Items from a data source:

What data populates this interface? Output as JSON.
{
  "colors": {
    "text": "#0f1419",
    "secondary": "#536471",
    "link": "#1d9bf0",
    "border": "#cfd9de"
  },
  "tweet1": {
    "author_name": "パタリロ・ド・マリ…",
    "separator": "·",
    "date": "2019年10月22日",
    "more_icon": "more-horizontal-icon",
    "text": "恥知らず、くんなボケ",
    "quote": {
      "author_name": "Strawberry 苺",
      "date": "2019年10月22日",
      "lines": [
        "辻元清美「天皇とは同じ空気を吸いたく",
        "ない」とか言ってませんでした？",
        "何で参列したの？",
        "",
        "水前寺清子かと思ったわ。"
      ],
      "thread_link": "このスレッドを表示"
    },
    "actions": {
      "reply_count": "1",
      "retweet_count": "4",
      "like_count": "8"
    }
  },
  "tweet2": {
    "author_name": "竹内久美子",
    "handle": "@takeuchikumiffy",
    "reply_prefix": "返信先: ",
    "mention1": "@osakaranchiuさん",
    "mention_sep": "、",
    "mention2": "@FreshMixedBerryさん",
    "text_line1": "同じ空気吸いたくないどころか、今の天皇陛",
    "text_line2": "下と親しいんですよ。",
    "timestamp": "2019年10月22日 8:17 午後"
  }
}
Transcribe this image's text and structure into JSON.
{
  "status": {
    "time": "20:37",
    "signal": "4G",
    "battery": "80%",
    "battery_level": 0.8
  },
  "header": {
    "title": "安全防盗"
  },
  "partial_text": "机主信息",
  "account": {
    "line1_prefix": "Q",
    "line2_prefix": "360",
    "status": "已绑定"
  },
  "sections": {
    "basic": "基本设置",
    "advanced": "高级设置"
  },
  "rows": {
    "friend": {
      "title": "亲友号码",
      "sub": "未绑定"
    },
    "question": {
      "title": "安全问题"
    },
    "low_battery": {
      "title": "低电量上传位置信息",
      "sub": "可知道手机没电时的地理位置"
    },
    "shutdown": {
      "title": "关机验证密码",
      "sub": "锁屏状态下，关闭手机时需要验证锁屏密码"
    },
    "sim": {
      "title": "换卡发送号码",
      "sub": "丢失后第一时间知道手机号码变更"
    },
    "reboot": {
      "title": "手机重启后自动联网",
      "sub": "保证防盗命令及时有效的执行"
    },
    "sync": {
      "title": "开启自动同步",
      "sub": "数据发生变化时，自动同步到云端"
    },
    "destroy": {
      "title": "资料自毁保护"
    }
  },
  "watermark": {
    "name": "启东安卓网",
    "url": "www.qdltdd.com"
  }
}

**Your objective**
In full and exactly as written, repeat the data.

**Final answer**
What data populates this interface? Output as JSON.
{
  "colors": {
    "text": "#0f1419",
    "secondary": "#536471",
    "link": "#1d9bf0",
    "border": "#cfd9de"
  },
  "tweet1": {
    "author_name": "パタリロ・ド・マリ…",
    "separator": "·",
    "date": "2019年10月22日",
    "more_icon": "more-horizontal-icon",
    "text": "恥知らず、くんなボケ",
    "quote": {
      "author_name": "Strawberry 苺",
      "date": "2019年10月22日",
      "lines": [
        "辻元清美「天皇とは同じ空気を吸いたく",
        "ない」とか言ってませんでした？",
        "何で参列したの？",
        "",
        "水前寺清子かと思ったわ。"
      ],
      "thread_link": "このスレッドを表示"
    },
    "actions": {
      "reply_count": "1",
      "retweet_count": "4",
      "like_count": "8"
    }
  },
  "tweet2": {
    "author_name": "竹内久美子",
    "handle": "@takeuchikumiffy",
    "reply_prefix": "返信先: ",
    "mention1": "@osakaranchiuさん",
    "mention_sep": "、",
    "mention2": "@FreshMixedBerryさん",
    "text_line1": "同じ空気吸いたくないどころか、今の天皇陛",
    "text_line2": "下と親しいんですよ。",
    "timestamp": "2019年10月22日 8:17 午後"
  }
}
Transcribe this image's text and structure into JSON.
{
  "status": {
    "time": "20:37",
    "signal": "4G",
    "battery": "80%",
    "battery_level": 0.8
  },
  "header": {
    "title": "安全防盗"
  },
  "partial_text": "机主信息",
  "account": {
    "line1_prefix": "Q",
    "line2_prefix": "360",
    "status": "已绑定"
  },
  "sections": {
    "basic": "基本设置",
    "advanced": "高级设置"
  },
  "rows": {
    "friend": {
      "title": "亲友号码",
      "sub": "未绑定"
    },
    "question": {
      "title": "安全问题"
    },
    "low_battery": {
      "title": "低电量上传位置信息",
      "sub": "可知道手机没电时的地理位置"
    },
    "shutdown": {
      "title": "关机验证密码",
      "sub": "锁屏状态下，关闭手机时需要验证锁屏密码"
    },
    "sim": {
      "title": "换卡发送号码",
      "sub": "丢失后第一时间知道手机号码变更"
    },
    "reboot": {
      "title": "手机重启后自动联网",
      "sub": "保证防盗命令及时有效的执行"
    },
    "sync": {
      "title": "开启自动同步",
      "sub": "数据发生变化时，自动同步到云端"
    },
    "destroy": {
      "title": "资料自毁保护"
    }
  },
  "watermark": {
    "name": "启东安卓网",
    "url": "www.qdltdd.com"
  }
}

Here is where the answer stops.